This term is best described as the orientation of the threads or patterns in a fabric. In other words we refer to this as how the design is directed on the roll from edge to edge, that is, the width of the fabric.
So if you have a striped upholstery fabric, these will go from edge to edge and not all the way to the end of the roll.
Having a railroaded textile allows you to cover the entire width of a sofa or armchair in one horizontal, seamless piece of fabric.
In the case of smooth fabrics, they can be turned to any side and no matter which direction it is, it will look the same. However, when it comes to Jacquard fabrics or prints with a specific design, the direction in which it is placed is extremely important, since the repetition can vary, it can be vertical, horizontal, larger or smaller.
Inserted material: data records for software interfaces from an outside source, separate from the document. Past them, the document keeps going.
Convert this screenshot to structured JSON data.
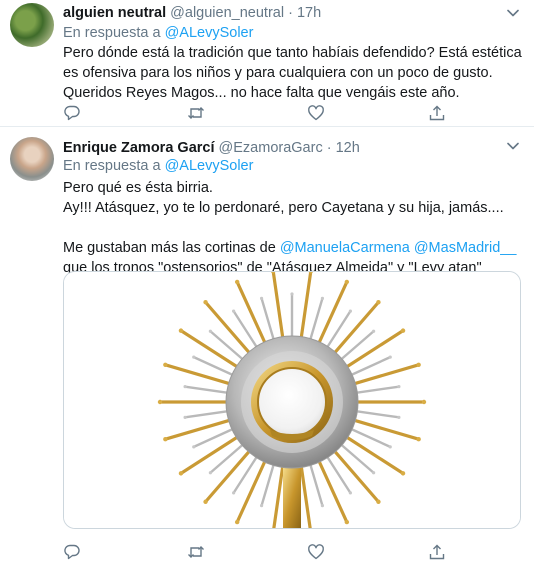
{
  "tweets": [
    {
      "name": "alguien neutral",
      "handle": "@alguien_neutral",
      "separator": "·",
      "time": "17h",
      "reply_prefix": "En respuesta a",
      "reply_handle": "@ALevySoler",
      "avatar_icon": "profile-avatar",
      "body_lines": [
        "Pero dónde está la tradición que tanto habíais defendido? Está estética es ofensiva para los niños y para cualquiera con un poco de gusto. Queridos Reyes Magos... no hace falta que vengáis este año."
      ]
    },
    {
      "name": "Enrique Zamora Garcí",
      "handle": "@EzamoraGarc",
      "separator": "·",
      "time": "12h",
      "reply_prefix": "En respuesta a",
      "reply_handle": "@ALevySoler",
      "avatar_icon": "profile-avatar",
      "body_line1": "Pero qué es ésta birria.",
      "body_line2": "Ay!!! Atásquez, yo te lo perdonaré, pero Cayetana y su hija, jamás....",
      "body_line3_prefix": "Me gustaban más las cortinas de",
      "body_line3_mention1": "@ManuelaCarmena",
      "body_line3_mention2": "@MasMadrid__",
      "body_line3_suffix": "que los tronos \"ostensorios\" de \"Atásquez Almeida\" y \"Levy atan\"",
      "media_icon": "monstrance-image"
    }
  ],
  "actions": {
    "icons": [
      "reply-icon",
      "retweet-icon",
      "like-icon",
      "share-icon"
    ]
  },
  "colors": {
    "accent": "#1da1f2",
    "secondary_text": "#657786",
    "divider": "#e6ecf0"
  }
}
Whether a pattern is linear or not can make a big difference in its application capabilities and how the fabric can tie into a product.
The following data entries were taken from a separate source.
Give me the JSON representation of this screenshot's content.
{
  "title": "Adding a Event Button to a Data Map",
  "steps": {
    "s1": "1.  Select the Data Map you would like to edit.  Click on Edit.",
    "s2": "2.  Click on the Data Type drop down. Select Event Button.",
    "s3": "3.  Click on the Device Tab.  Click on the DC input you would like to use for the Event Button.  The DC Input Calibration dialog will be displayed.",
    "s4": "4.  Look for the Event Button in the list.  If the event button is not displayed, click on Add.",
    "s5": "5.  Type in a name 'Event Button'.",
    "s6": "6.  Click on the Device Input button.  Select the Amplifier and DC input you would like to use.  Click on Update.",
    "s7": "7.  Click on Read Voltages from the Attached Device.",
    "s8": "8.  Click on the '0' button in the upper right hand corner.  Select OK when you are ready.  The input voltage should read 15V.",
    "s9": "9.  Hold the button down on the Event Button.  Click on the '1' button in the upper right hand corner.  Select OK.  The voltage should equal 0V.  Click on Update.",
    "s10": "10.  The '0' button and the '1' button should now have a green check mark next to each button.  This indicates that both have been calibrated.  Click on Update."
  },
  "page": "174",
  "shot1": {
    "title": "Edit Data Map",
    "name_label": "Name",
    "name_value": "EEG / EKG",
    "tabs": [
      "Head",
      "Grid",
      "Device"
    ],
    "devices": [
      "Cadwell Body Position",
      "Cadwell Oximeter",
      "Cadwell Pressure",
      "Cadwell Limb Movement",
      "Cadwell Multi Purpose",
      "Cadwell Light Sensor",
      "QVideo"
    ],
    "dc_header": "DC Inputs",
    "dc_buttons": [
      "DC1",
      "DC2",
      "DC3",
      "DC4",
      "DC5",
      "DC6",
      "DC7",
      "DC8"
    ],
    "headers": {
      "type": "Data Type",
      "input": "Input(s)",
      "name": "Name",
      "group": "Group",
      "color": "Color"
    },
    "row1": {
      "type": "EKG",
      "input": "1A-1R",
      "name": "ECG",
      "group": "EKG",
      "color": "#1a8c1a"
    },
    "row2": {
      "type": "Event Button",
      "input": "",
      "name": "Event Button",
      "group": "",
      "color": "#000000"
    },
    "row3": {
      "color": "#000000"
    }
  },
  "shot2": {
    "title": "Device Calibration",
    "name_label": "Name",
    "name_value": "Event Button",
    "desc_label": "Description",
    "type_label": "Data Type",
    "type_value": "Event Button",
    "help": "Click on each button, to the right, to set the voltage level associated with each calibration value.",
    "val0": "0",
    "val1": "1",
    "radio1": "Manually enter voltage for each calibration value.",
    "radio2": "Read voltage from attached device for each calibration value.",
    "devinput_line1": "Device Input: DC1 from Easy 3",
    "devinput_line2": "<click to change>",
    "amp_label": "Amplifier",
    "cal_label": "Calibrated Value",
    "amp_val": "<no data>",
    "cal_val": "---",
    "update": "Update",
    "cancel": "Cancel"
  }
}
For example, there are times when the common fabric width of 54" is not enough to cover the space of a piece of furniture. In the case of having a very long cushion that exceeds the width of the fabric, instead of placing one or two seams you could try to find the pattern or with this type of direction and be able to cross it without seams. The same would happen with the backs of the sofas.
Sometimes it is more efficient to cut fabric that is railroaded, even if it does not have a large extent because the pattern may be unusual and difficult to match.
Author | Jimena Chavez